root@rock-5-itx:~# lspci -vv | grep MaxPayload | cut -f1 -d,
DevCap: MaxPayload 256 bytes
MaxPayload 128 bytes
DevCap: MaxPayload 512 bytes
MaxPayload 128 bytes
DevCap: MaxPayload 256 bytes
MaxPayload 128 bytes
DevCap: MaxPayload 256 bytes
MaxPayload 128 bytes
DevCap: MaxPayload 256 bytes
MaxPayload 128 bytes
DevCap: MaxPayload 256 bytes
MaxPayload 128 bytes
DevCap: MaxPayload 256 bytes
MaxPayload 128 bytes
DevCap: MaxPayload 256 bytes
MaxPayload 128 bytes

All the "DevCap" lines indicate  what the device is capable of. The other ones indicate what was negotiated. 128 bytes cause an efficiency of 81.8% (128/(128+26)*128/130), while 256 bytes would reach 89.4% (256/(256+26)*128/130) and achieve a 9.2% performance increase. It might be worth finding what is causing this limitation.

Closing words

That's all for now. This board is amazing from a hardware perspective. First, it looks extremely clean and well designed. Second, its I/O distribution makes an optimal use of the SoC's capability. The SoC doesn't heat that much and I managed to leave the fan disconnected during operation and this will be its target state anyway. The onboard DC-DC converters show a much higher efficiency than the two other options I tested, which also indicates a choice of great components.

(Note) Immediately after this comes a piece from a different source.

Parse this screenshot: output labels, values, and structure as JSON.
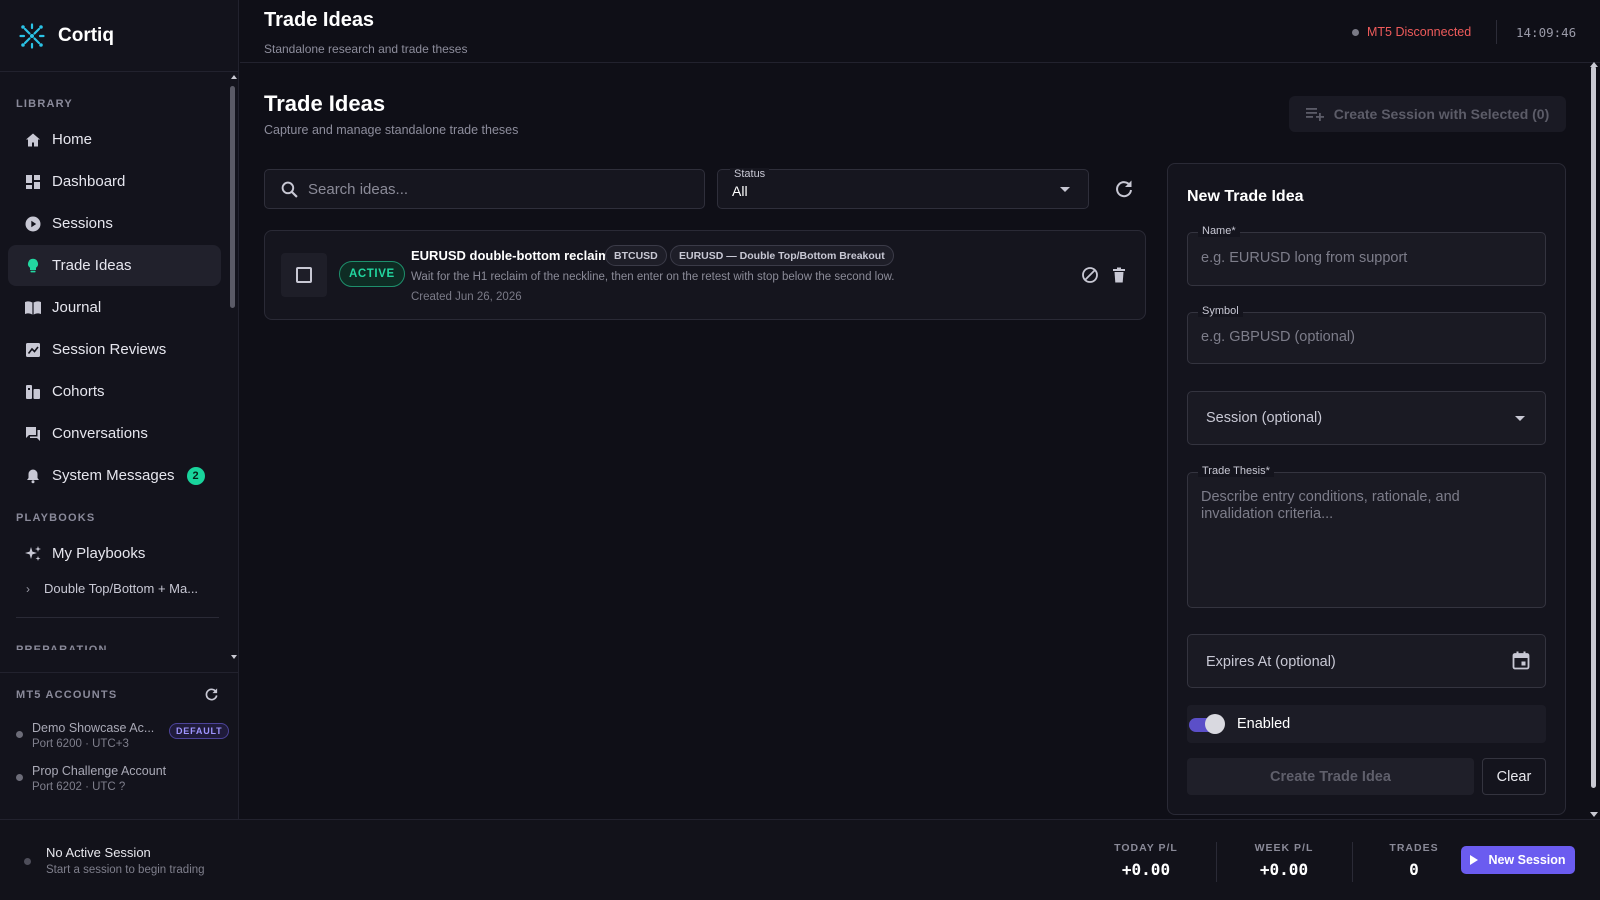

I missed a reset button on the board, and a USB console connector on the back (there's not much room for this at the back, but maybe some combo connectors now exist with an extra USB-C connector that could appear above / below the RJ45 connectors for example, or maybe atop the existing USB-C one). If / when the board adopts a UEFI installer (the SPI NOR still remains empty), then the console will no longer be needed.

One point that I really disliked is the annoying Roobi installer that made everything more complicated than usual. Furthermore, the fact that it confiscates the only storage available to put an operating system seriously needs to be revisited. This is a totally bogus choice. I'm definitely not going to install the OS on a micro-SD, that's the place for an installer. And I'm not going to put the OS on a data disk either. Having had to deal with that painful experience in the past, making it super complicated to exchange data disks when trying to recover data or just for a migration, I seriously don't want to do that again.

Thomas Kaiser showed me that Radxa recently merged a patch in their kernel to disable the eMMC, and only reserve it for the installer. Not only this makes no sense, but it just voids the interest of the product for me if it only leaves me with the option to remove one data disk and cut the I/O performance and storage capacity by 1/3. And by the way, the 16MB SPI NOR is still unused and 16MB is plenty to store an installer, I'm personally stuffing full-featured OS on that on other machines!

Just like with the ROCK 5B, I'll keep this device reserved for testing for as long as it will not have an LTS mainline kernel available (likely by the end of the year). I've ordered new SSDs to run better tests, and I'll have to run many more tests and also to test other distros (notably Slackware ARM64). I'll also evaluate how it deals with HTTP/HTTPS load balancing now that it has a good NIC ;-)